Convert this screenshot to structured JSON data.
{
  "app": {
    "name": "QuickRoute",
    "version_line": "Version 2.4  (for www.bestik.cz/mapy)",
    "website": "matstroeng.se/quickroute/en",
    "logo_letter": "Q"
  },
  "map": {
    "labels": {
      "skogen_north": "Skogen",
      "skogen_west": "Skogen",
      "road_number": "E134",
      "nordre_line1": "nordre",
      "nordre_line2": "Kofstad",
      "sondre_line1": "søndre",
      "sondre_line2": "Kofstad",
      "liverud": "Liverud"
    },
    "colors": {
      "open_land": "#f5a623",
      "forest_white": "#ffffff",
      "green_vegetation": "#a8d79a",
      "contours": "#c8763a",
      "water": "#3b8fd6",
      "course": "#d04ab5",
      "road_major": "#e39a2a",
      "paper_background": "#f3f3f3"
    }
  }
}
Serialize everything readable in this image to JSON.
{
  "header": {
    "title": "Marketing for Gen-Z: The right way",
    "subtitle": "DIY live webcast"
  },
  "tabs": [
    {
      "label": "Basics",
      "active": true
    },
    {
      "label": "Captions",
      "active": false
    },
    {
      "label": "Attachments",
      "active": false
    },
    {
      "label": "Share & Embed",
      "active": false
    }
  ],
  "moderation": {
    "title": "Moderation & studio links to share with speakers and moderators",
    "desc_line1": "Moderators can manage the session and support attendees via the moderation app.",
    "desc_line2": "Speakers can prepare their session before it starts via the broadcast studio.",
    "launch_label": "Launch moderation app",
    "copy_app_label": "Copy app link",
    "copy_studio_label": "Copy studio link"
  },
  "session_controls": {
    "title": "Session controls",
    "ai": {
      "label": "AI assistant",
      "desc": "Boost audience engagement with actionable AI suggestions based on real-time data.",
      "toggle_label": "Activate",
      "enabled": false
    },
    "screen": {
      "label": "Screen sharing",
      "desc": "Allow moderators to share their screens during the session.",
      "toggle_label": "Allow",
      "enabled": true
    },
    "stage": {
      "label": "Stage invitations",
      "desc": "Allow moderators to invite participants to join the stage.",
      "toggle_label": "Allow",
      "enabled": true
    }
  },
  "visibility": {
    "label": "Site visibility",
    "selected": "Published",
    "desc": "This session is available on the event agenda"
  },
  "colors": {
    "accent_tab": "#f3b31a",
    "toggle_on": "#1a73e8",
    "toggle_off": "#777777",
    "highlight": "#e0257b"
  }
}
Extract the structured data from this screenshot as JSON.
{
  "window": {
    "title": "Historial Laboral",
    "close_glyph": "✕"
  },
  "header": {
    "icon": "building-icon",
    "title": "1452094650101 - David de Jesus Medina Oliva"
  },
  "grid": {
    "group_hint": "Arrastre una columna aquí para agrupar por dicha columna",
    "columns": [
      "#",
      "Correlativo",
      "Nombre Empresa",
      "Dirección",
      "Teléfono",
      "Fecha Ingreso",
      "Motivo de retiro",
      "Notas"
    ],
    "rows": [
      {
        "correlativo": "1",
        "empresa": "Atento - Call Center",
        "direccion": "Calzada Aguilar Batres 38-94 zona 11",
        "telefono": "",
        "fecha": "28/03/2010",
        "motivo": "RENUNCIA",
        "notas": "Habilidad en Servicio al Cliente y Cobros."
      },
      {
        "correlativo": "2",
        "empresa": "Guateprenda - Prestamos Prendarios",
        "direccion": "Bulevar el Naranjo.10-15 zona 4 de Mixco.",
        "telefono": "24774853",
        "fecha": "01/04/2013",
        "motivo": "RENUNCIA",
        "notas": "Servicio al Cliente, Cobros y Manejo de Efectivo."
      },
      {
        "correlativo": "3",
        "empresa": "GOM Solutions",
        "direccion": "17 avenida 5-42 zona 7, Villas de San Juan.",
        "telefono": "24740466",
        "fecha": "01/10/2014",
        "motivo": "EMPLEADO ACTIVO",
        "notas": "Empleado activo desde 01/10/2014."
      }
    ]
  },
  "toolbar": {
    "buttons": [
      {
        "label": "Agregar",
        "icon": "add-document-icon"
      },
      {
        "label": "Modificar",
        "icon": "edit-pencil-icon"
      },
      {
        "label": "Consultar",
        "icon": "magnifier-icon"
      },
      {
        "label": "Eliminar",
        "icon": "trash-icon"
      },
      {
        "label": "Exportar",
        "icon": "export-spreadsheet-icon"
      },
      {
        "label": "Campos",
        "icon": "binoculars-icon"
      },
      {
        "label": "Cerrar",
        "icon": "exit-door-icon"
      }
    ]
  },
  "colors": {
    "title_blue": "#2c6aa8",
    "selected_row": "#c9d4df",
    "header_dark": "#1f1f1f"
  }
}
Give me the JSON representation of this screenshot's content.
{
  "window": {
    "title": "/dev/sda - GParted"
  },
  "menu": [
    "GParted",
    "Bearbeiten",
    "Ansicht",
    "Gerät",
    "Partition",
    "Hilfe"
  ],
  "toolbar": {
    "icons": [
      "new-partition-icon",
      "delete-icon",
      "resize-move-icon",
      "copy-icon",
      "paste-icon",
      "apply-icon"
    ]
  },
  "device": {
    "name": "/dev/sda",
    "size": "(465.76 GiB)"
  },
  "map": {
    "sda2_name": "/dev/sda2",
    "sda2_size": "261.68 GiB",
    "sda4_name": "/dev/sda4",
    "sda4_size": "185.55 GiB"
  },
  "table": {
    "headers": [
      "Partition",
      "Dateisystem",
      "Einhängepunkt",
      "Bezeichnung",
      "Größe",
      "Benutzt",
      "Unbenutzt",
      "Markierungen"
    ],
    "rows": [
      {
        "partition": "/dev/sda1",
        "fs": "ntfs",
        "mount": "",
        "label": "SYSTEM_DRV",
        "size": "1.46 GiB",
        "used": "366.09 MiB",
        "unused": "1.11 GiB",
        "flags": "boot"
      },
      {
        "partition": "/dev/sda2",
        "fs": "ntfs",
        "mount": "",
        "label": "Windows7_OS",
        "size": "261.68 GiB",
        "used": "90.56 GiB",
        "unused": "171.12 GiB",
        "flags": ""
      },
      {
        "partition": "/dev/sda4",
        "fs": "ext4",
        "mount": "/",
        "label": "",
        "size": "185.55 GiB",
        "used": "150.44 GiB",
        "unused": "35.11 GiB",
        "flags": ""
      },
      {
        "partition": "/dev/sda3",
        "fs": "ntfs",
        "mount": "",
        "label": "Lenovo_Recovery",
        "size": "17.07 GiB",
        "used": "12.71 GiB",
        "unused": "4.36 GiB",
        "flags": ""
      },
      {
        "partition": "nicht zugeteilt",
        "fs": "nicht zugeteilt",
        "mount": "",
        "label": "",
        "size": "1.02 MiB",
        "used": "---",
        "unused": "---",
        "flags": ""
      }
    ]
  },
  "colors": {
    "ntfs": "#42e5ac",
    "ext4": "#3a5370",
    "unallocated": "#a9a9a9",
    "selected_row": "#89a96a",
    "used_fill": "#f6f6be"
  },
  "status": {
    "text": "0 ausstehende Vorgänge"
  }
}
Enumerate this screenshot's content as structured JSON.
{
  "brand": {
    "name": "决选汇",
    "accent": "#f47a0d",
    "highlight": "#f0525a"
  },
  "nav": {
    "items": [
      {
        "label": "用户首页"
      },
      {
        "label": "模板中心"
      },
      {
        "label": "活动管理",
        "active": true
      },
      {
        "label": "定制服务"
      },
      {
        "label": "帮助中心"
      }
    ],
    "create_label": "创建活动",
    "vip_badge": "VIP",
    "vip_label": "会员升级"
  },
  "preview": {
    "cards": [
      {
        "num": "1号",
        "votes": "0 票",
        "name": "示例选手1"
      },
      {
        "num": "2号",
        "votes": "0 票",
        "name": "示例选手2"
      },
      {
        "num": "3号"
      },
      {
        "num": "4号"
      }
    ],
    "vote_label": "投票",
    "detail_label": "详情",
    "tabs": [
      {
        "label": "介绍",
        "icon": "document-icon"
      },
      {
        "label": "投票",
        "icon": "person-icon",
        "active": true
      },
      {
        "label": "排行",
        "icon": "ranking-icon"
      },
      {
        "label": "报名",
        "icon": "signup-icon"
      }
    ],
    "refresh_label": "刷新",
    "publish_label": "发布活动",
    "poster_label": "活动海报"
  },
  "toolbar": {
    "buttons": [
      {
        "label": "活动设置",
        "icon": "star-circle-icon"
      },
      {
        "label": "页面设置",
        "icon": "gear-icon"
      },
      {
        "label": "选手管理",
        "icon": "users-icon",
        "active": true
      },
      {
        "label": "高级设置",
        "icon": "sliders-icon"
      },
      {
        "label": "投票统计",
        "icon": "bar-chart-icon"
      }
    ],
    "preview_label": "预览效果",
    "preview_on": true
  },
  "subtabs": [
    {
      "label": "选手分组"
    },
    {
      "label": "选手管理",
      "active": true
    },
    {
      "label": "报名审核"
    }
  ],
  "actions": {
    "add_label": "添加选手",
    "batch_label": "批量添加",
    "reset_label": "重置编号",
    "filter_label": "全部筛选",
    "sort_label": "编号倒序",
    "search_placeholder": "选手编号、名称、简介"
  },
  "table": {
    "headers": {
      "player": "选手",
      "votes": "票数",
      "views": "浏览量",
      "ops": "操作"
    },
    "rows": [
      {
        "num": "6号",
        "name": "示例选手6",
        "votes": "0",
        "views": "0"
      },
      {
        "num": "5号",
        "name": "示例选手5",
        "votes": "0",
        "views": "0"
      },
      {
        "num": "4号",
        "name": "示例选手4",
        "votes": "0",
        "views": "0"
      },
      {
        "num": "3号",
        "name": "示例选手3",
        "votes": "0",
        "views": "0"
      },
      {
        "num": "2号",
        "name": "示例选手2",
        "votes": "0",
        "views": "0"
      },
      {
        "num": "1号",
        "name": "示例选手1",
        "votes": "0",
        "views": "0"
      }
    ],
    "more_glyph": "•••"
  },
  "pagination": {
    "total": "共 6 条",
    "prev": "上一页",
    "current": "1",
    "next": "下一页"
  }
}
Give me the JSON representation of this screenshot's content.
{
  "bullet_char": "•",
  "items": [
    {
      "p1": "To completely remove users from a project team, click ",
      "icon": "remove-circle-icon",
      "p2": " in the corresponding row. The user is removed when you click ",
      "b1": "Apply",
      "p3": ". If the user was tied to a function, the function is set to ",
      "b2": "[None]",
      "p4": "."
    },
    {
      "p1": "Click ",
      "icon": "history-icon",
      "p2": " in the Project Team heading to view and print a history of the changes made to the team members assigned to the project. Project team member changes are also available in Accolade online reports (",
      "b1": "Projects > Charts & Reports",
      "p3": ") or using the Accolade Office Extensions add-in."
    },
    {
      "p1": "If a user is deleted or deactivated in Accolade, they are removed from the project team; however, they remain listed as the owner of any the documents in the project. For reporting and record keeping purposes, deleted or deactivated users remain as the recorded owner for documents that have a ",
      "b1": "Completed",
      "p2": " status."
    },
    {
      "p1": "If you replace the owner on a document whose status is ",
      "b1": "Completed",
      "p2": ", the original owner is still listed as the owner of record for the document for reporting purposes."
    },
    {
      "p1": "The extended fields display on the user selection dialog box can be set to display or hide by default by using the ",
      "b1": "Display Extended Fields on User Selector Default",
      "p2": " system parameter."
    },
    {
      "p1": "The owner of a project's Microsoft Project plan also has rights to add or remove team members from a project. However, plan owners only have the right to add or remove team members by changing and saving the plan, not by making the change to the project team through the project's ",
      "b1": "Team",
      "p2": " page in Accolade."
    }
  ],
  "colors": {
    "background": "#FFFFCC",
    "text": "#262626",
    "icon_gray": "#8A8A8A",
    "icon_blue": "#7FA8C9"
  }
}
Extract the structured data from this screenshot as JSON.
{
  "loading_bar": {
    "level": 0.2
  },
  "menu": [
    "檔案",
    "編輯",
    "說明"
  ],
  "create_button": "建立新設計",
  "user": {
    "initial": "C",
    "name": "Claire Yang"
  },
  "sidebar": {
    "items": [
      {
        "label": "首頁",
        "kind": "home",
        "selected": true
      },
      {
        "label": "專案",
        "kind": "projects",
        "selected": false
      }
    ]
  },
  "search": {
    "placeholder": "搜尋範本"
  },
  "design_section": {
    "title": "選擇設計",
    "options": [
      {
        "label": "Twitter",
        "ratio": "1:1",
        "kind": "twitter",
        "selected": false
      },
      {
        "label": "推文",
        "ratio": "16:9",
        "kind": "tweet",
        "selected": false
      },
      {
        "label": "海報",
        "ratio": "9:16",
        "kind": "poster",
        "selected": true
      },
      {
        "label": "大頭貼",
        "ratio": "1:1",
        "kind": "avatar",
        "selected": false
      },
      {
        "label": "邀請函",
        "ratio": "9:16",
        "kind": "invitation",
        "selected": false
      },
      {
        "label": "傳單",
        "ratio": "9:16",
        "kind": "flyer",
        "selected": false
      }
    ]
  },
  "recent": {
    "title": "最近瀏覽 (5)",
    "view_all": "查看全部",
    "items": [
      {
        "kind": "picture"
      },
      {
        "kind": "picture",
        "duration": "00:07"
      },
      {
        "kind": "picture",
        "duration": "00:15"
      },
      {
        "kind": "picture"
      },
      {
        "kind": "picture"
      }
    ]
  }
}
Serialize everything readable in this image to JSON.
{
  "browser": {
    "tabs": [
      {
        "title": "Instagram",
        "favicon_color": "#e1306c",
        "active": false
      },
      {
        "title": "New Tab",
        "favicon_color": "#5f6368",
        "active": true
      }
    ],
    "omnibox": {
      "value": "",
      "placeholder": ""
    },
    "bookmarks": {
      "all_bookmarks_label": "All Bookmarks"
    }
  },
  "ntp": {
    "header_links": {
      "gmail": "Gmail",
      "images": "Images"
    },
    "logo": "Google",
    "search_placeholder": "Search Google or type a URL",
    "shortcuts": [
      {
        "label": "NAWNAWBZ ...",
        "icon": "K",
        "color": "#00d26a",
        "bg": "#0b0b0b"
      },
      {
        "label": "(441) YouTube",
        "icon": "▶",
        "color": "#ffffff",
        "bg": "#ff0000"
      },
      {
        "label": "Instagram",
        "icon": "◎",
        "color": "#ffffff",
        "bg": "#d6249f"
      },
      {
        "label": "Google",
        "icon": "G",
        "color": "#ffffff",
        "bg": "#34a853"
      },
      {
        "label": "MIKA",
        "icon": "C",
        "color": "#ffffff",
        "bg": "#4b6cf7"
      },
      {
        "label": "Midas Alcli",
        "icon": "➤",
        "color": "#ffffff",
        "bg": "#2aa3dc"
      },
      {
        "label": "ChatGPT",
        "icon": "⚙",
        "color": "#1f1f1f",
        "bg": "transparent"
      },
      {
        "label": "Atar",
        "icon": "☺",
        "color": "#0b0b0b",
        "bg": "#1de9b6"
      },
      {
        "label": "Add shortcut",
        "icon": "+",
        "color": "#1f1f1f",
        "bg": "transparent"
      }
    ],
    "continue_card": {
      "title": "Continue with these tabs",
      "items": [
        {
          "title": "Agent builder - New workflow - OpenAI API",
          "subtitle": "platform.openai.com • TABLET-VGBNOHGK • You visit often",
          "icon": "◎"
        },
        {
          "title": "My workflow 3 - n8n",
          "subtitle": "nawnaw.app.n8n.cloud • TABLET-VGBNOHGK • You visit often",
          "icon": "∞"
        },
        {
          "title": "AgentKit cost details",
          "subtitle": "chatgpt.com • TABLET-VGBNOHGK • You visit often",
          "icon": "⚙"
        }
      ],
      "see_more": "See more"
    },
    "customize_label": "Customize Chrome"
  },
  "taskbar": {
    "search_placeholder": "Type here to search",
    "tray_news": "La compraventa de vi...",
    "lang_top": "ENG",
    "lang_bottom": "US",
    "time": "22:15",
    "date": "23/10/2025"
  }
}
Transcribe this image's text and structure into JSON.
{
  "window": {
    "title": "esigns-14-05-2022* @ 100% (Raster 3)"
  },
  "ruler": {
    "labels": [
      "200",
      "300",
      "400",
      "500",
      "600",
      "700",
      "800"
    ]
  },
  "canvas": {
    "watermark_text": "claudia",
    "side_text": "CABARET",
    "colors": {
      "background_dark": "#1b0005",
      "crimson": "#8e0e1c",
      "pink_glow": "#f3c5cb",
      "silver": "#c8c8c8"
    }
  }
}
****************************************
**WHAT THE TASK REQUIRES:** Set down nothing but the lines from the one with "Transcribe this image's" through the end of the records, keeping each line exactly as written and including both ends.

**WRITTEN SOLUTION:**
Transcribe this image's text and structure into JSON.
{
  "window": {
    "title": "esigns-14-05-2022* @ 100% (Raster 3)"
  },
  "ruler": {
    "labels": [
      "200",
      "300",
      "400",
      "500",
      "600",
      "700",
      "800"
    ]
  },
  "canvas": {
    "watermark_text": "claudia",
    "side_text": "CABARET",
    "colors": {
      "background_dark": "#1b0005",
      "crimson": "#8e0e1c",
      "pink_glow": "#f3c5cb",
      "silver": "#c8c8c8"
    }
  }
}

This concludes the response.